  • Northwest Outward Bound School of Portland, $15,000, for its program in Portland schools;

  • Northwest Youth Corps of Eugene, $30,000, for its Native American inclusion initiative;

  • Opehlia’s Place of Eugene, $16,500, for a pilot program with Bethel schools to empower girls;

  • Oregon CASA Network of Eugene, $20,000, for its “Diversity, Inclusion & Disproportionality” effort;

  • REAP Inc. of Portland, $30,000, to expand its “Solutions” program;

  • Salem Schools Foundation, $25,000, for its “Pathway to Post-Graduation Success” effort;

  • Self Enhancement Inc. of Portland, $50,000, for its “Youth Potential Realized” program;

  • Tillamook County Women’s Resource Center, $25,000, to fund domestic violence advocacy in health care;

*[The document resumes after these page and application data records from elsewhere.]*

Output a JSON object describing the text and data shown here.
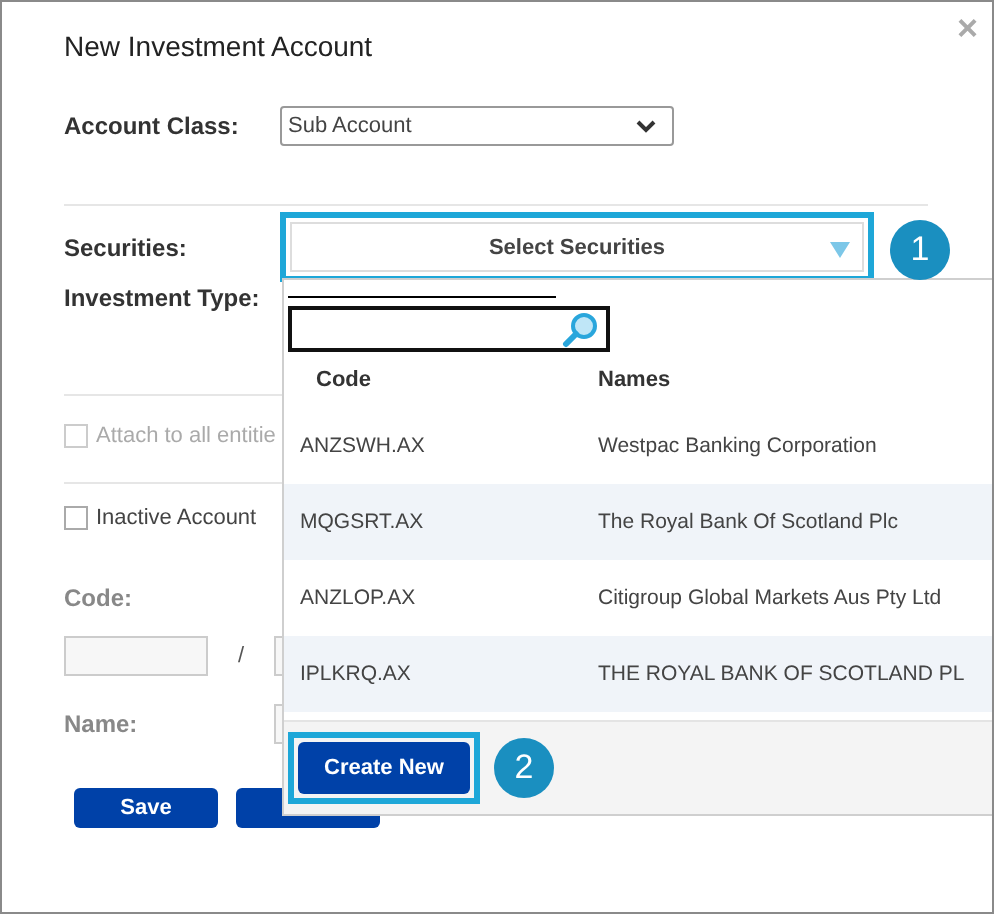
{
  "dialog": {
    "title": "New Investment Account",
    "close": "×"
  },
  "form": {
    "account_class": {
      "label": "Account Class:",
      "value": "Sub Account"
    },
    "securities": {
      "label": "Securities:",
      "value": "Select Securities"
    },
    "investment_type": {
      "label": "Investment Type:"
    },
    "checkboxes": [
      {
        "label": "Attach to all entitie",
        "checked": false,
        "disabled": true
      },
      {
        "label": "Inactive Account",
        "checked": false,
        "disabled": false
      }
    ],
    "code": {
      "label": "Code:",
      "separator": "/"
    },
    "name": {
      "label": "Name:"
    }
  },
  "buttons": [
    {
      "label": "Save"
    }
  ],
  "dropdown": {
    "columns": [
      "Code",
      "Names"
    ],
    "rows": [
      {
        "code": "ANZSWH.AX",
        "name": "Westpac Banking Corporation"
      },
      {
        "code": "MQGSRT.AX",
        "name": "The Royal Bank Of Scotland Plc"
      },
      {
        "code": "ANZLOP.AX",
        "name": "Citigroup Global Markets Aus Pty Ltd"
      },
      {
        "code": "IPLKRQ.AX",
        "name": "THE ROYAL BANK OF SCOTLAND PL"
      }
    ],
    "button": "Create New"
  },
  "callouts": [
    "1",
    "2"
  ]
}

  • Tillamook School District, $6,500, to fund its “Trauma Informed Practice” effort;

  • And Upstream Public Health of Portland, $25,000, for expanding its early childhood oral health program;

    Recipient of small grants -- $5,000 or less – were:

  • Boost Oregon of Portland, $5,000, to provide guides about childhood vaccinations for parents and health care providers;

  • Casa Latinos Unidos de Benton County of Corvallis, $5,000, for its “Aplicate! As Tu Tarea! (Apply Yourself! Do Your Homework!)” program;

  • Coastal Range Food Bank Inc. of Blodgett, $3,000, for its food assistance and nutrition program;

  • Joint Forces Dance Company of Eugene, $4,785, for its “EVERYBody Can Dance” program;

  • Kings Valley Community Trust of Philomath, $3,000, to purchase playground and winterized exercise equipment for its Youth Community Center;

  • Mid-Lane Cares of Veneta, $5,000, for its emergency food pantry;

  • MRG Foundation of Portland, $5,000, for its “Giving Back: The Soul of Philanthropy, Reframed in Oregon” program;

  • Operation Nightwatch of Portland, $5,000, for a mental health initiative;

  • Parent Partnership of Cottage Grove, $5,000, for its McKinney Vento program;

  • Rose Haven of Portland, $5,000, for its “Bloom: Wellness and Empowerment for Women” effort;

  • Willamette Valley Law Project of Woodburn, $5,000, for its “Breaking Barriers” program at Woodburn Academy of International Studies;

  • And World Salmon Council Inc. of Portland, $4,675, for its “Salmon Watch” effort.

In the spirit of Potlatch, the Community Fund also raffled off three prizes that went to Operation Nightwatch, MRG Foundation and Joint Forces Dance Co.

After receiving their checks, agency representatives posed with Dozono for photographs taken by Tribal photographer Michelle Alaimo.


Includes information from the Yamhill County News Register.